I tasted it and knew immediately it had great potential, but was not quite “done”. Eventually, I was able to make it again for my mentor. He took one sip, uttered a couple profanities in his excitement, and after he grilled me about why I hadn’t made it for him sooner, asked me simply “have you considered making it with whiskey instead?”. See, he’s the mathematician behind our bar, the historian, the lover of the classics. While I’m back there trying to break every rule I can and going full Picasso, he is always reminding me “the classics are great for a reason”. I explained to him that I considered it but was too scared it would take over, and he responded by pulling a new bourbon bottle from the back bar and nudging it towards me in a very master-apprentice sort of way. And so, we threw it back to the classics and made a modern style whiskey sour.
The “Violets are Blue”; She’s fun, beautiful, charismatic, and knows how to make your day better, and I feel a little glimmer of pride every time I serve her across the bar and tell this story to a new friend in a bar stool.
- 1 egg white
- 2 dashes lavender bitters
- .75 oz fresh-squeezed lemon juice
- .50 oz red wine reduction
- .50 blueberry puree
- .50 oz Creme de Violette
- .50 oz Chambord Raspberry Liqueur
- 1.75 oz Green Brier Tennessee Whiskey
This drink was intentionally made with my favorite bourbon, Green Brier Tennessee Whiskey. Unlike most bourbons, it’s made without rye grain, making it smoother and more mellow than most, and a perfect fit for this cocktail!
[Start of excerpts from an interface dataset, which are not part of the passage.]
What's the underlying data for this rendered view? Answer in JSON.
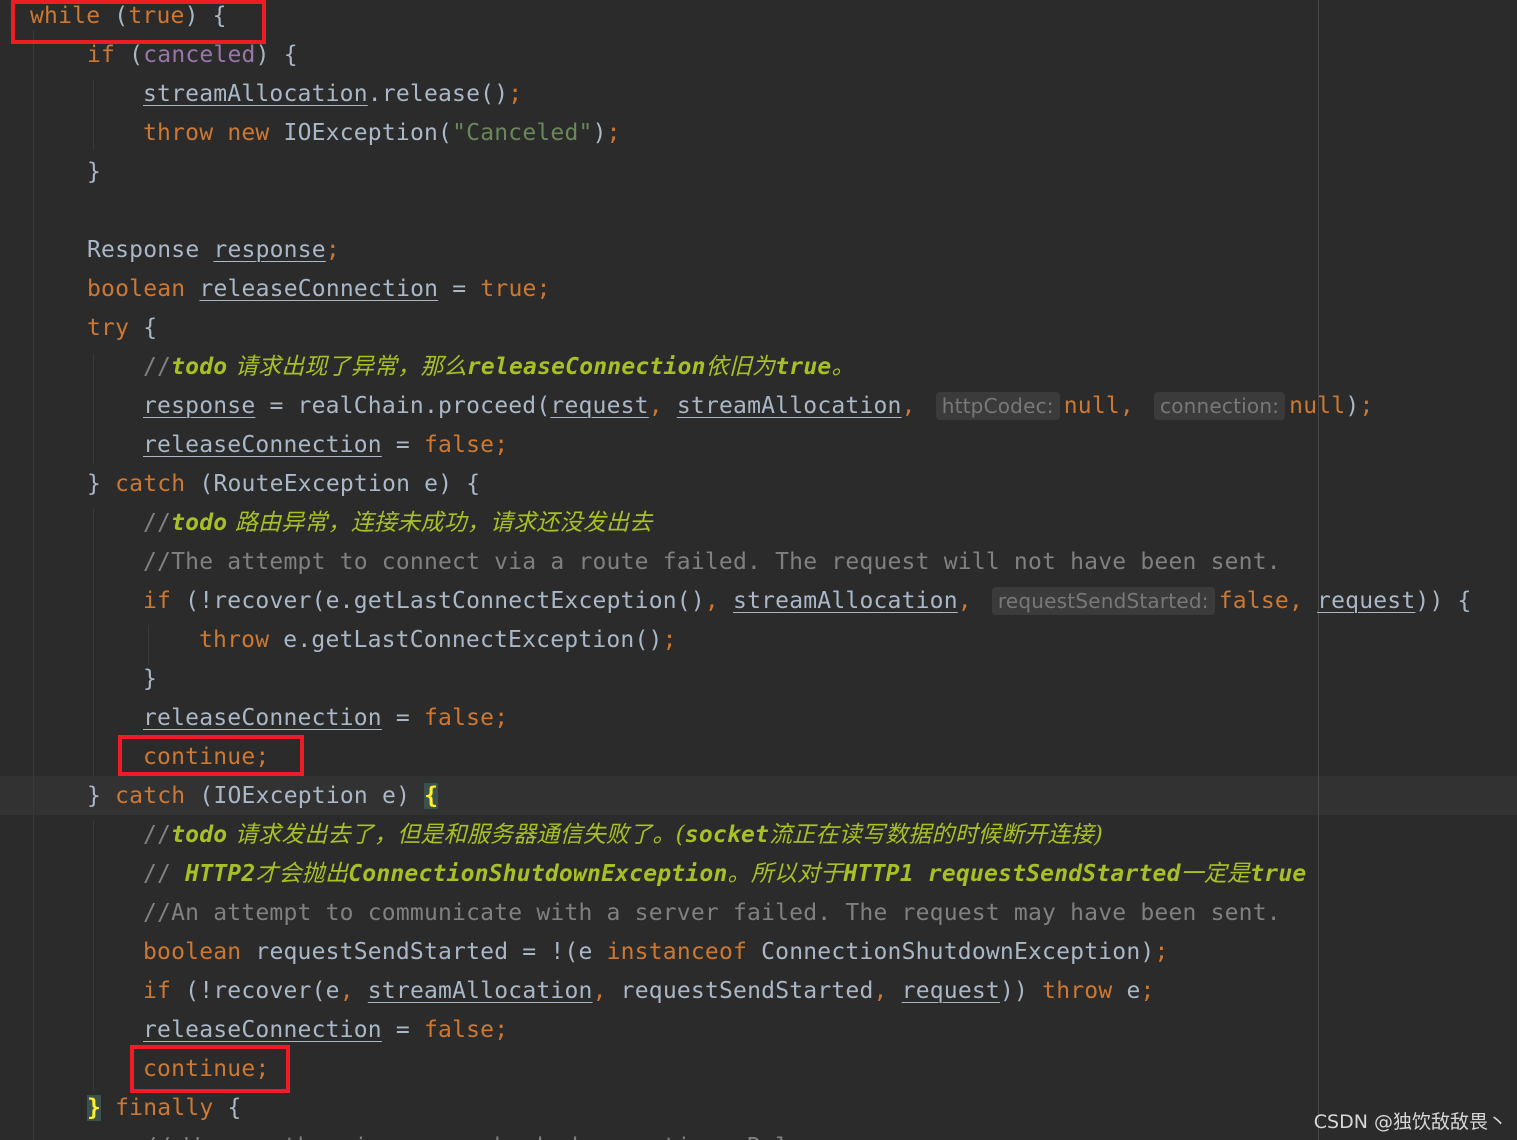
{
  "code_lines": [
    {
      "tokens": [
        {
          "t": "while",
          "c": "kw"
        },
        {
          "t": " (",
          "c": "p"
        },
        {
          "t": "true",
          "c": "kw"
        },
        {
          "t": ") {",
          "c": "p"
        }
      ]
    },
    {
      "tokens": [
        {
          "t": "if",
          "c": "kw"
        },
        {
          "t": " (",
          "c": "p"
        },
        {
          "t": "canceled",
          "c": "field"
        },
        {
          "t": ") {",
          "c": "p"
        }
      ]
    },
    {
      "tokens": [
        {
          "t": "streamAllocation",
          "c": "id u"
        },
        {
          "t": ".release()",
          "c": "p"
        },
        {
          "t": ";",
          "c": "semi"
        }
      ]
    },
    {
      "tokens": [
        {
          "t": "throw",
          "c": "kw"
        },
        {
          "t": " ",
          "c": "p"
        },
        {
          "t": "new",
          "c": "kw"
        },
        {
          "t": " IOException(",
          "c": "p"
        },
        {
          "t": "\"Canceled\"",
          "c": "str"
        },
        {
          "t": ")",
          "c": "p"
        },
        {
          "t": ";",
          "c": "semi"
        }
      ]
    },
    {
      "tokens": [
        {
          "t": "}",
          "c": "p"
        }
      ]
    },
    {
      "tokens": []
    },
    {
      "tokens": [
        {
          "t": "Response ",
          "c": "p"
        },
        {
          "t": "response",
          "c": "id u"
        },
        {
          "t": ";",
          "c": "semi"
        }
      ]
    },
    {
      "tokens": [
        {
          "t": "boolean",
          "c": "kw"
        },
        {
          "t": " ",
          "c": "p"
        },
        {
          "t": "releaseConnection",
          "c": "id u"
        },
        {
          "t": " = ",
          "c": "p"
        },
        {
          "t": "true",
          "c": "kw"
        },
        {
          "t": ";",
          "c": "semi"
        }
      ]
    },
    {
      "tokens": [
        {
          "t": "try",
          "c": "kw"
        },
        {
          "t": " {",
          "c": "p"
        }
      ]
    },
    {
      "tokens": [
        {
          "t": "//",
          "c": "cm"
        },
        {
          "t": "todo",
          "c": "todo"
        },
        {
          "t": " 请求出现了异常，那么",
          "c": "cmi"
        },
        {
          "t": "releaseConnection",
          "c": "todo"
        },
        {
          "t": "依旧为",
          "c": "cmi"
        },
        {
          "t": "true",
          "c": "todo"
        },
        {
          "t": "。",
          "c": "cmi"
        }
      ]
    },
    {
      "tokens": [
        {
          "t": "response",
          "c": "id u"
        },
        {
          "t": " = realChain.proceed(",
          "c": "p"
        },
        {
          "t": "request",
          "c": "id u"
        },
        {
          "t": ", ",
          "c": "semi"
        },
        {
          "t": "streamAllocation",
          "c": "id u"
        },
        {
          "t": ", ",
          "c": "semi"
        },
        {
          "t": "httpCodec:",
          "c": "hint"
        },
        {
          "t": "null",
          "c": "kw"
        },
        {
          "t": ", ",
          "c": "semi"
        },
        {
          "t": "connection:",
          "c": "hint"
        },
        {
          "t": "null",
          "c": "kw"
        },
        {
          "t": ")",
          "c": "p"
        },
        {
          "t": ";",
          "c": "semi"
        }
      ]
    },
    {
      "tokens": [
        {
          "t": "releaseConnection",
          "c": "id u"
        },
        {
          "t": " = ",
          "c": "p"
        },
        {
          "t": "false",
          "c": "kw"
        },
        {
          "t": ";",
          "c": "semi"
        }
      ]
    },
    {
      "tokens": [
        {
          "t": "} ",
          "c": "p"
        },
        {
          "t": "catch",
          "c": "kw"
        },
        {
          "t": " (RouteException e) {",
          "c": "p"
        }
      ]
    },
    {
      "tokens": [
        {
          "t": "//",
          "c": "cm"
        },
        {
          "t": "todo",
          "c": "todo"
        },
        {
          "t": " 路由异常，连接未成功，请求还没发出去",
          "c": "cmi"
        }
      ]
    },
    {
      "tokens": [
        {
          "t": "//The attempt to connect via a route failed. The request will not have been sent.",
          "c": "cm"
        }
      ]
    },
    {
      "tokens": [
        {
          "t": "if",
          "c": "kw"
        },
        {
          "t": " (!recover(e.getLastConnectException()",
          "c": "p"
        },
        {
          "t": ", ",
          "c": "semi"
        },
        {
          "t": "streamAllocation",
          "c": "id u"
        },
        {
          "t": ", ",
          "c": "semi"
        },
        {
          "t": "requestSendStarted:",
          "c": "hint"
        },
        {
          "t": "false",
          "c": "kw"
        },
        {
          "t": ", ",
          "c": "semi"
        },
        {
          "t": "request",
          "c": "id u"
        },
        {
          "t": ")) {",
          "c": "p"
        }
      ]
    },
    {
      "tokens": [
        {
          "t": "throw",
          "c": "kw"
        },
        {
          "t": " e.getLastConnectException()",
          "c": "p"
        },
        {
          "t": ";",
          "c": "semi"
        }
      ]
    },
    {
      "tokens": [
        {
          "t": "}",
          "c": "p"
        }
      ]
    },
    {
      "tokens": [
        {
          "t": "releaseConnection",
          "c": "id u"
        },
        {
          "t": " = ",
          "c": "p"
        },
        {
          "t": "false",
          "c": "kw"
        },
        {
          "t": ";",
          "c": "semi"
        }
      ]
    },
    {
      "tokens": [
        {
          "t": "continue",
          "c": "kw"
        },
        {
          "t": ";",
          "c": "semi"
        }
      ]
    },
    {
      "tokens": [
        {
          "t": "} ",
          "c": "p"
        },
        {
          "t": "catch",
          "c": "kw"
        },
        {
          "t": " (IOException e) ",
          "c": "p"
        },
        {
          "t": "{",
          "c": "brace-hl"
        }
      ]
    },
    {
      "tokens": [
        {
          "t": "//",
          "c": "cm"
        },
        {
          "t": "todo",
          "c": "todo"
        },
        {
          "t": " 请求发出去了，但是和服务器通信失败了。(",
          "c": "cmi"
        },
        {
          "t": "socket",
          "c": "todo"
        },
        {
          "t": "流正在读写数据的时候断开连接)",
          "c": "cmi"
        }
      ]
    },
    {
      "tokens": [
        {
          "t": "// ",
          "c": "cm"
        },
        {
          "t": "HTTP2",
          "c": "todo"
        },
        {
          "t": "才会抛出",
          "c": "cmi"
        },
        {
          "t": "ConnectionShutdownException",
          "c": "todo"
        },
        {
          "t": "。所以对于",
          "c": "cmi"
        },
        {
          "t": "HTTP1 requestSendStarted",
          "c": "todo"
        },
        {
          "t": "一定是",
          "c": "cmi"
        },
        {
          "t": "true",
          "c": "todo"
        }
      ]
    },
    {
      "tokens": [
        {
          "t": "//An attempt to communicate with a server failed. The request may have been sent.",
          "c": "cm"
        }
      ]
    },
    {
      "tokens": [
        {
          "t": "boolean",
          "c": "kw"
        },
        {
          "t": " requestSendStarted = !(e ",
          "c": "p"
        },
        {
          "t": "instanceof",
          "c": "kw"
        },
        {
          "t": " ConnectionShutdownException)",
          "c": "p"
        },
        {
          "t": ";",
          "c": "semi"
        }
      ]
    },
    {
      "tokens": [
        {
          "t": "if",
          "c": "kw"
        },
        {
          "t": " (!recover(e",
          "c": "p"
        },
        {
          "t": ", ",
          "c": "semi"
        },
        {
          "t": "streamAllocation",
          "c": "id u"
        },
        {
          "t": ", ",
          "c": "semi"
        },
        {
          "t": "requestSendStarted",
          "c": "p"
        },
        {
          "t": ", ",
          "c": "semi"
        },
        {
          "t": "request",
          "c": "id u"
        },
        {
          "t": ")) ",
          "c": "p"
        },
        {
          "t": "throw",
          "c": "kw"
        },
        {
          "t": " e",
          "c": "p"
        },
        {
          "t": ";",
          "c": "semi"
        }
      ]
    },
    {
      "tokens": [
        {
          "t": "releaseConnection",
          "c": "id u"
        },
        {
          "t": " = ",
          "c": "p"
        },
        {
          "t": "false",
          "c": "kw"
        },
        {
          "t": ";",
          "c": "semi"
        }
      ]
    },
    {
      "tokens": [
        {
          "t": "continue",
          "c": "kw"
        },
        {
          "t": ";",
          "c": "semi"
        }
      ]
    },
    {
      "tokens": [
        {
          "t": "}",
          "c": "brace-hl"
        },
        {
          "t": " ",
          "c": "p"
        },
        {
          "t": "finally",
          "c": "kw"
        },
        {
          "t": " {",
          "c": "p"
        }
      ]
    },
    {
      "tokens": [
        {
          "t": "// We are throwing an unchecked exception. Release",
          "c": "cm"
        }
      ]
    }
  ],
  "watermark": "CSDN @独饮敌敌畏丶",
  "colors": {
    "background": "#2b2b2b",
    "keyword": "#cc7832",
    "identifier": "#a9b7c6",
    "string": "#6a8759",
    "field": "#9876aa",
    "comment": "#808080",
    "todo": "#a8c023",
    "highlight_box": "#ee1c24"
  }
}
If you can’t get your hands on this bottle though, feel free to substitute with a bourbon of your choice.
- Dry shake (no ice, about one minute)
- Add ice
- Long hard shake
- Garnish with expressed lemon oil (and a flower if you feel fancy!)
*blueberry puree: blend blueberries and dilute with equal parts filtered water
*red wine reduction: reduce red wine to half its volume, and stir in equal parts cane sugar
Bianca (she/her) is a lover of all things art. She’s been in the food service industry for nearly a decade and has found herself behind the bar this last year. When she’s not behind the bar you can find her dancing, although there’s plenty of that while she’s shaking up cocktails too! You can find her on instagram at @biancaxxnicole